Defendant points out that K.S.A. 21-3401 and the felony murder instruction which the court gave do not require the jury to make a specific finding of malice if the jury finds that the killing occurred during the commission of another felony, unlawfully possessing a firearm within five years after a previous felony conviction. Defendant admitted possession of the gun and a prior felony conviction, and raised no defense to them. He contends that his defense was self-defense, which necessarily excludes malice since self-defense implies self-preservation rather than ill will. Because the jury was not required to make a specific finding of malice, the defendant reasons that he was prevented from effectively asserting self-defense.
We agree that malice is an essential element of murder in the first degree, including felony murder. In a prosecution for felony murder, however, the state may show malice, premeditation, and deliberation by showing that the killing took place during the commission of another felony. State v. Goodseal, 220 Kan. 487, 553 P.2d 279; State v. Bradford, 219 Kan. 336, 548 P.2d 812; State v. Clark, 204 Kan. 38, 460 P.2d 586. The other felony must be one inherently or foreseeably dangerous to human life. The unlawful, willful or knowing possession of a revolver by a recently convicted or released felon, with the intent to control the use and management of the weapon, is such a felony. State v. Goodseal, supra; State v. Moffitt, 199 Kan. 514, 431 P.2d 879. And, see, State v. Neal, 215 Kan. 737, 529 P.2d 114. We concluded in Goodseal that malice is established by proof of the same collateral felony as is here involved. We adhere to that ruling.

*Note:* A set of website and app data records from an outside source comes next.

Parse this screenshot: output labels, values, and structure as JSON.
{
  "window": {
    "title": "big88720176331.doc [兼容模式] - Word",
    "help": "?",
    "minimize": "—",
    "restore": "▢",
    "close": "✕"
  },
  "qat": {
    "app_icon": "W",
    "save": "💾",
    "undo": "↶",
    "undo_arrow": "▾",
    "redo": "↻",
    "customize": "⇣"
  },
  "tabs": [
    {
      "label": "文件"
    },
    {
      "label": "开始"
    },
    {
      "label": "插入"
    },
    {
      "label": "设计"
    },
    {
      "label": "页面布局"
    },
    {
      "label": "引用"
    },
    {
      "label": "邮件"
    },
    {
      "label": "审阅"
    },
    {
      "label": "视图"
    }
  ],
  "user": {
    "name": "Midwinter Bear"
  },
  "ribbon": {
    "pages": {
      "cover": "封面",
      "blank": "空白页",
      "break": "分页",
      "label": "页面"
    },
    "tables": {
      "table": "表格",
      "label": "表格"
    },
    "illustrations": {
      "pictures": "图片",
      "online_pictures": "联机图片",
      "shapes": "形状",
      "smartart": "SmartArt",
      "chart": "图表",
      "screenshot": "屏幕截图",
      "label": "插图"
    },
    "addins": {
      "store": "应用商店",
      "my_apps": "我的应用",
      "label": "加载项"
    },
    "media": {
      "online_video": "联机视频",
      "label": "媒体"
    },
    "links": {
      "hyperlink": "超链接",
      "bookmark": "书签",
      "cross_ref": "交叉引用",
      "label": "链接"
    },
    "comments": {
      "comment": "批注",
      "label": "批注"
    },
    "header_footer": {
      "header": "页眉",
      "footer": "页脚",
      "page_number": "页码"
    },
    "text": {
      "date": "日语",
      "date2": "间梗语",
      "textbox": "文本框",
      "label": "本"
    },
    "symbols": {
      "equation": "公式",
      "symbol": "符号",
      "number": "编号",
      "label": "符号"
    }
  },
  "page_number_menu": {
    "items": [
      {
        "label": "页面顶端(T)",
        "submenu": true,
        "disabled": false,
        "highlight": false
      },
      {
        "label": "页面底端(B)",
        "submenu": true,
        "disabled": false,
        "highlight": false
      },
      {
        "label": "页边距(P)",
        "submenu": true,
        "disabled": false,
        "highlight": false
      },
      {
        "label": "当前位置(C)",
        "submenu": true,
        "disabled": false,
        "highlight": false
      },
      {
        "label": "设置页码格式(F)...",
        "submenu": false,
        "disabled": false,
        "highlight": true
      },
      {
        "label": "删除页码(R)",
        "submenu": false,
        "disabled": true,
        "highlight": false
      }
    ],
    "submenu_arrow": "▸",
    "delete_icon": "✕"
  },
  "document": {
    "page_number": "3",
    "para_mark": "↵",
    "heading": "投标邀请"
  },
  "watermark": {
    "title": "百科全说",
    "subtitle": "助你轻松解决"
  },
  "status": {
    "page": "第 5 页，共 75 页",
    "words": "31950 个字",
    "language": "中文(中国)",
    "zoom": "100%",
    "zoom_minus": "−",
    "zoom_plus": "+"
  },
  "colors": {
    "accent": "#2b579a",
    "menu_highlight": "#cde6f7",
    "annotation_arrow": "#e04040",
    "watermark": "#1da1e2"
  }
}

We disagree, however, with defendant's contention that the failure to require a specific finding of malice effectively deprived him of the defense of self-defense, for two reasons. First, we turn to the evidence before us. Homer Hernandez was unarmed. He did not threaten to inflict injury upon the defendant. Defendant's own testimony was that the gun fired accidentally as they scuffled for possession of it — not that he shot Homer in order to protect himself from threatened injury. The other witnesses all testified to an exchange of words, an argument, but none reported hearing any threats, nor did the defendant. There is no evidence that the deceased had committed prior acts of violence, that the defendant knew of such acts, or that the defendant believed or had reasonable grounds for believing himself to be in danger of death or great bodily harm at the hands of Homer. There is no evidence as to the relative size or strength of the deceased and the defendant. Defendant does not contend or admit that he shot Homer in self-defense or otherwise; he contends that the weapon accidentally discharged during a struggle for its possession, and while both he and Homer had their hands upon it. We conclude that, viewing the evidence in the light most favorable to the defendant, there is no evidentiary basis for a claim of self-defense.

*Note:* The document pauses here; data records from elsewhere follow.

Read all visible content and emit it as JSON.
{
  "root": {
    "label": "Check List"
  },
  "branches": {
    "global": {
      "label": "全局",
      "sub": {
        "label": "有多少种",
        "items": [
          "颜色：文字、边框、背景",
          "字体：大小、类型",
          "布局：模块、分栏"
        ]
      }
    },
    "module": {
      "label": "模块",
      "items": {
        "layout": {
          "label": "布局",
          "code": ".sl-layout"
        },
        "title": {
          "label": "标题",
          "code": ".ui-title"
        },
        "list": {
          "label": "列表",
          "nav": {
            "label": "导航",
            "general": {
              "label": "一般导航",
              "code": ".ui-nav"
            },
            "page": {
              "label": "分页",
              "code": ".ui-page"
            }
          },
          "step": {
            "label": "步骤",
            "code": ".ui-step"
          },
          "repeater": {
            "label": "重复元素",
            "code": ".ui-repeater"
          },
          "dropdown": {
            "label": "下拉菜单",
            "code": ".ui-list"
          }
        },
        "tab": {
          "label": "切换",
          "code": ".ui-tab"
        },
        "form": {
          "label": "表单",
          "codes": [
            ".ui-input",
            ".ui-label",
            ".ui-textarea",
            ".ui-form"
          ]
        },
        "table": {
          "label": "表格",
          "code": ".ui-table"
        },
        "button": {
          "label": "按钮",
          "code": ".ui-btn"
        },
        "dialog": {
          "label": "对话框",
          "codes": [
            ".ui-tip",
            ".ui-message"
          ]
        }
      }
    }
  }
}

Second, the trial court instructed on both self-defense and accident, and no objections were made to nor were changes requested in either instruction. Both defenses were thus presented to the jury by the court. The jury was left to weigh the evidence under appropriate instructions. It could have found that the defendant acted in self-defense, or that the shooting was accidental. By its verdict the jury rejected both defenses.
We conclude that the defendant was not deprived of the defenses available to him under the evidence; that the jury was properly instructed; and that the defendant was afforded a fair trial.

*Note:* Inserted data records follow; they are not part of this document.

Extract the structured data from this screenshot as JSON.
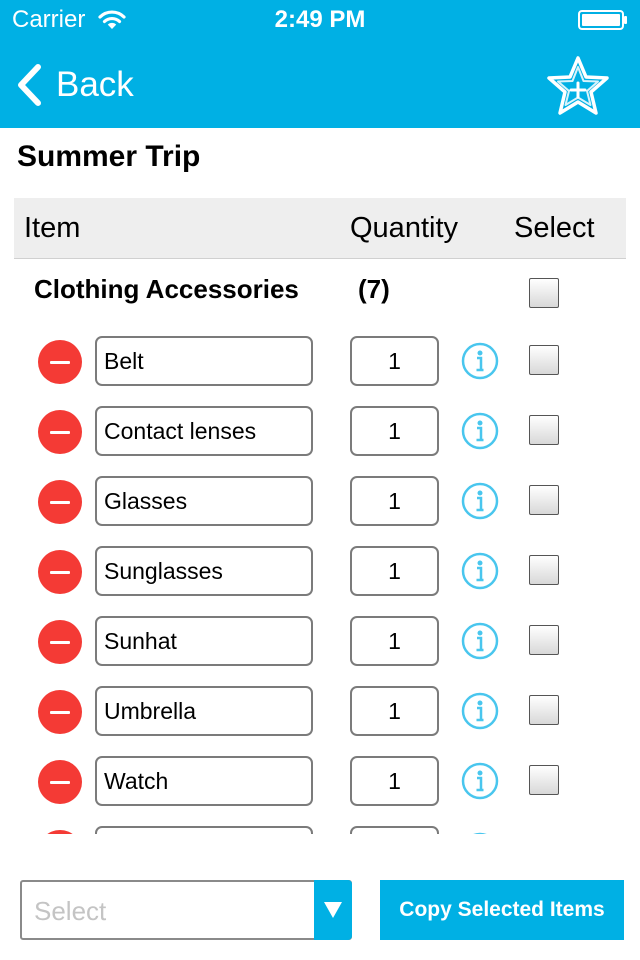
{
  "status_bar": {
    "carrier": "Carrier",
    "time": "2:49 PM",
    "wifi_icon": "wifi-icon",
    "battery_icon": "battery-icon"
  },
  "nav": {
    "back_label": "Back",
    "back_icon": "chevron-left-icon",
    "action_icon": "star-add-icon",
    "accent_color": "#00b0e4"
  },
  "trip": {
    "title": "Summer Trip"
  },
  "columns": {
    "item": "Item",
    "quantity": "Quantity",
    "select": "Select"
  },
  "category": {
    "name": "Clothing Accessories",
    "count": "(7)"
  },
  "items": [
    {
      "name": "Belt",
      "quantity": "1"
    },
    {
      "name": "Contact lenses",
      "quantity": "1"
    },
    {
      "name": "Glasses",
      "quantity": "1"
    },
    {
      "name": "Sunglasses",
      "quantity": "1"
    },
    {
      "name": "Sunhat",
      "quantity": "1"
    },
    {
      "name": "Umbrella",
      "quantity": "1"
    },
    {
      "name": "Watch",
      "quantity": "1"
    },
    {
      "name": "",
      "quantity": ""
    }
  ],
  "footer": {
    "select_placeholder": "Select",
    "copy_label": "Copy Selected Items",
    "delete_color": "#f43a35"
  }
}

The judgment is affirmed.
FROMME and OWSLEY, JJ., join in the foregoing dissent.